Stored items from a collection:
::::

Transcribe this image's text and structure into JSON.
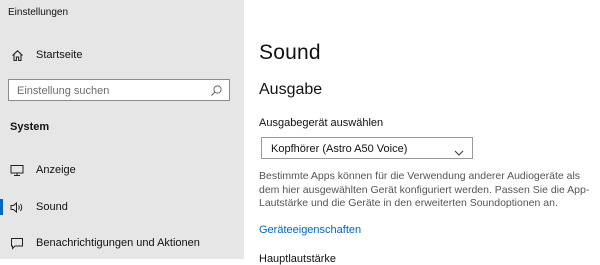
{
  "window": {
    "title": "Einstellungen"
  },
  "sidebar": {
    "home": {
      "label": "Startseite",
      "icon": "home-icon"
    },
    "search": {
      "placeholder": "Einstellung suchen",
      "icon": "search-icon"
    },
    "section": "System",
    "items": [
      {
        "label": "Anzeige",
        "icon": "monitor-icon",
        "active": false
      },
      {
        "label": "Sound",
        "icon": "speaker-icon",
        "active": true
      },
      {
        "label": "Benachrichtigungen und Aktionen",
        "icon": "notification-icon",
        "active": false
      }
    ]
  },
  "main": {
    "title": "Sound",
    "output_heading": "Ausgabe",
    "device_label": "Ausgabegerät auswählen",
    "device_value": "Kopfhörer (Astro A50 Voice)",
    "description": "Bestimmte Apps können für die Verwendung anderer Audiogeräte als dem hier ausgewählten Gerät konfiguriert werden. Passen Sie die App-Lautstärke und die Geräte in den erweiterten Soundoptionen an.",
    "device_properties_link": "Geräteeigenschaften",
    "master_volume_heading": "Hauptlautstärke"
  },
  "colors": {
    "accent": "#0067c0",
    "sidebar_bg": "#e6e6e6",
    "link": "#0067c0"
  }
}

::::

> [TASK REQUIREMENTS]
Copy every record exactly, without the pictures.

> [ANSWER TO THIS PROBLEM]
Transcribe this image's text and structure into JSON.
{
  "window": {
    "title": "Einstellungen"
  },
  "sidebar": {
    "home": {
      "label": "Startseite",
      "icon": "home-icon"
    },
    "search": {
      "placeholder": "Einstellung suchen",
      "icon": "search-icon"
    },
    "section": "System",
    "items": [
      {
        "label": "Anzeige",
        "icon": "monitor-icon",
        "active": false
      },
      {
        "label": "Sound",
        "icon": "speaker-icon",
        "active": true
      },
      {
        "label": "Benachrichtigungen und Aktionen",
        "icon": "notification-icon",
        "active": false
      }
    ]
  },
  "main": {
    "title": "Sound",
    "output_heading": "Ausgabe",
    "device_label": "Ausgabegerät auswählen",
    "device_value": "Kopfhörer (Astro A50 Voice)",
    "description": "Bestimmte Apps können für die Verwendung anderer Audiogeräte als dem hier ausgewählten Gerät konfiguriert werden. Passen Sie die App-Lautstärke und die Geräte in den erweiterten Soundoptionen an.",
    "device_properties_link": "Geräteeigenschaften",
    "master_volume_heading": "Hauptlautstärke"
  },
  "colors": {
    "accent": "#0067c0",
    "sidebar_bg": "#e6e6e6",
    "link": "#0067c0"
  }
}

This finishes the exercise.